How to complete this task ▸ In the entries below, find the lines with the word "centrifugation" and copy them.

(Excerpts from an interface dataset)
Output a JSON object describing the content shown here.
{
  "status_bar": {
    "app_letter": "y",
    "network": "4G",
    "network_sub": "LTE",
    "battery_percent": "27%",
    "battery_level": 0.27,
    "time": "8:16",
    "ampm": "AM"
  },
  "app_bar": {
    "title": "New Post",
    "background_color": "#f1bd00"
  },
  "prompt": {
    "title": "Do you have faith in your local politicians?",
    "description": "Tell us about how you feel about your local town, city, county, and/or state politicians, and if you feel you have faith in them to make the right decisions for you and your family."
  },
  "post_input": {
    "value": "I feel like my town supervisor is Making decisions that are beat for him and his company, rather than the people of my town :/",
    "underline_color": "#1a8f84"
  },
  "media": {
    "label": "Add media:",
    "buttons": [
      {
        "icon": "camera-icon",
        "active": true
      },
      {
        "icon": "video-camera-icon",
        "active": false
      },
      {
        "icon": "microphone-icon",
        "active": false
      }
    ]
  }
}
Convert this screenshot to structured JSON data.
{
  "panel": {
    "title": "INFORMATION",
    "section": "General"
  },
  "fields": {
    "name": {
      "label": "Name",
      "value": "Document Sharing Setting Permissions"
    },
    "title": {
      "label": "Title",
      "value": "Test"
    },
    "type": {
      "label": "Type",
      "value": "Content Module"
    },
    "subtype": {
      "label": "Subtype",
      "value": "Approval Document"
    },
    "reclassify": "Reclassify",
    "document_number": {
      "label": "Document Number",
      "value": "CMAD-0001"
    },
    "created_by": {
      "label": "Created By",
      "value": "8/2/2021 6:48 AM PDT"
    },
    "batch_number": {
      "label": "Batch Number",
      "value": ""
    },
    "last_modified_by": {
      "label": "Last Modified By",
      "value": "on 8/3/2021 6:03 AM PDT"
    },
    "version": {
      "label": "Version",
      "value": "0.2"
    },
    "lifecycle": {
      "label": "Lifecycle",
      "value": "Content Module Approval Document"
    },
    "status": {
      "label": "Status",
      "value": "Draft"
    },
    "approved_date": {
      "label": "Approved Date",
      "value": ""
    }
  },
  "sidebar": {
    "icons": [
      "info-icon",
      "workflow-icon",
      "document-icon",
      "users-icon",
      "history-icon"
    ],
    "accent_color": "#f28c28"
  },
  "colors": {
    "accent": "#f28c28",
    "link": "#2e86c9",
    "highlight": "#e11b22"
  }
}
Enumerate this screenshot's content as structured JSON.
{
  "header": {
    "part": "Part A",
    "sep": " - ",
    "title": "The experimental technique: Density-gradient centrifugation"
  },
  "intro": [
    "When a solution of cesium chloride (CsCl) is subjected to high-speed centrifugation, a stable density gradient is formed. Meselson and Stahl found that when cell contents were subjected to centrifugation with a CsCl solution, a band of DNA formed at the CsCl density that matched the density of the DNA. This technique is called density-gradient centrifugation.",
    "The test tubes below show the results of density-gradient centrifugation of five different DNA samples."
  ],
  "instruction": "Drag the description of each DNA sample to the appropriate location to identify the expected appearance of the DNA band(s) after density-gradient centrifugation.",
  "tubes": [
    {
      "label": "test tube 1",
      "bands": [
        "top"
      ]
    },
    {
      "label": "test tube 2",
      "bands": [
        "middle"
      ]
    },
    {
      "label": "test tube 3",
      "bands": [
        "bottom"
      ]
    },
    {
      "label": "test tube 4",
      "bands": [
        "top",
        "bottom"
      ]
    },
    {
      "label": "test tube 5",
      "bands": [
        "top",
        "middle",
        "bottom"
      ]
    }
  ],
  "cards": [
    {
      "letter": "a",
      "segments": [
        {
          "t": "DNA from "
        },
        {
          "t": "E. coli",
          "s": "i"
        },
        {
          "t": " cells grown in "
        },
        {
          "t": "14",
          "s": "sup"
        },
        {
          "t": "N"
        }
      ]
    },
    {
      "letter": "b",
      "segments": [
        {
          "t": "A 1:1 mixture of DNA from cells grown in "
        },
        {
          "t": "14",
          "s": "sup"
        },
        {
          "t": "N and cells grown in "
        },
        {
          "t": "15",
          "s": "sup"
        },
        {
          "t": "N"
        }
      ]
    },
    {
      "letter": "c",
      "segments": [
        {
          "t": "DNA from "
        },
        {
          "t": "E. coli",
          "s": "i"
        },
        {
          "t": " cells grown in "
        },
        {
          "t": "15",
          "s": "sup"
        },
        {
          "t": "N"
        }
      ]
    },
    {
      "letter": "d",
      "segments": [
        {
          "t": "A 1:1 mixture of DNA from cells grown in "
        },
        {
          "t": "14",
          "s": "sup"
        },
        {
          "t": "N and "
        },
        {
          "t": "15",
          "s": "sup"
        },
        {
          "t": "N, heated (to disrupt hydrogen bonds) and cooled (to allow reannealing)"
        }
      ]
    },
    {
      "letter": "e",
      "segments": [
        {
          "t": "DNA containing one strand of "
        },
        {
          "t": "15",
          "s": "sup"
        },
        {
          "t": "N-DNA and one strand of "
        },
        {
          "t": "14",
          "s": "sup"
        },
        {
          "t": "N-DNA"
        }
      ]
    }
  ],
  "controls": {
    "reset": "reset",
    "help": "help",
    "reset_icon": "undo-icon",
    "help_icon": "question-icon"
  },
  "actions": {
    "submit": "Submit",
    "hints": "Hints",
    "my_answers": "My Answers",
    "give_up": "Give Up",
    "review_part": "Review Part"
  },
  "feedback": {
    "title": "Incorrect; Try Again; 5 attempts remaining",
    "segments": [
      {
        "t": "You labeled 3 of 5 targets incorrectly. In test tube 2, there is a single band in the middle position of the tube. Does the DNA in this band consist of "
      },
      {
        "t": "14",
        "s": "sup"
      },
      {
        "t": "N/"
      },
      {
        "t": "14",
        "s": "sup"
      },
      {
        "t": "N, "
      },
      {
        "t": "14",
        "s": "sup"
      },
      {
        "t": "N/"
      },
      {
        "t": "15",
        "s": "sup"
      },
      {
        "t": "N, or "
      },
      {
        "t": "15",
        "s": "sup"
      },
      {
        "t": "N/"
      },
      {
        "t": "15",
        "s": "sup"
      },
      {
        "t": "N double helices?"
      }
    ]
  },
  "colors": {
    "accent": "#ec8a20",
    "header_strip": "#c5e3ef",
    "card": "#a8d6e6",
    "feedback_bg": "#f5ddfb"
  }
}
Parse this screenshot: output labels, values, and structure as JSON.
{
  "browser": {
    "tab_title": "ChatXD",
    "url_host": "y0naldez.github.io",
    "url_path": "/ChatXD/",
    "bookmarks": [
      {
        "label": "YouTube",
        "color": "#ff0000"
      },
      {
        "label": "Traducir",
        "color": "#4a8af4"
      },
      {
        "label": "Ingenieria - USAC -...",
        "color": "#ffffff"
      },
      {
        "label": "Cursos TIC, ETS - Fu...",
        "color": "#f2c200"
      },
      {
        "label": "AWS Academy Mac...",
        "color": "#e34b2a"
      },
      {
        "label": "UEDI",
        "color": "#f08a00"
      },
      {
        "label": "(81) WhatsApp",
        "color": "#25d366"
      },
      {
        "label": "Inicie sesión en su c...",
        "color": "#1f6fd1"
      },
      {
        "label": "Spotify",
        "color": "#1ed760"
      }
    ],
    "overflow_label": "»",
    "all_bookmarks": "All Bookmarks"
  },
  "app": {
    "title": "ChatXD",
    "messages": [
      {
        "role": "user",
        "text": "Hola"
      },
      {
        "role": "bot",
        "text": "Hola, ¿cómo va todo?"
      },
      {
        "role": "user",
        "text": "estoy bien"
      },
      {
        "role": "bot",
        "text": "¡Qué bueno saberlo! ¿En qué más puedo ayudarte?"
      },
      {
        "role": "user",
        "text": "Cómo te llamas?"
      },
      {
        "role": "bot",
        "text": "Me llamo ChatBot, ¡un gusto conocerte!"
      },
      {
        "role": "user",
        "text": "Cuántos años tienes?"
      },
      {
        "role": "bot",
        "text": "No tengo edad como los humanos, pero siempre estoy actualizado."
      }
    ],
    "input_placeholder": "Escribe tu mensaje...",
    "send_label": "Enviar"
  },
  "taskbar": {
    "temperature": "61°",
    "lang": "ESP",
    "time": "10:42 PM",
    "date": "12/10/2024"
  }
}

Result of the task ▸
    "title": "The experimental technique: Density-gradient centrifugation"
    "When a solution of cesium chloride (CsCl) is subjected to high-speed centrifugation, a stable density gradient is formed. Meselson and Stahl found that when cell contents were subjected to centrifugation with a CsCl solution, a band of DNA formed at the CsCl density that matched the density of the DNA. This technique is called density-gradient centrifugation.",
    "The test tubes below show the results of density-gradient centrifugation of five different DNA samples."
  "instruction": "Drag the description of each DNA sample to the appropriate location to identify the expected appearance of the DNA band(s) after density-gradient centrifugation.",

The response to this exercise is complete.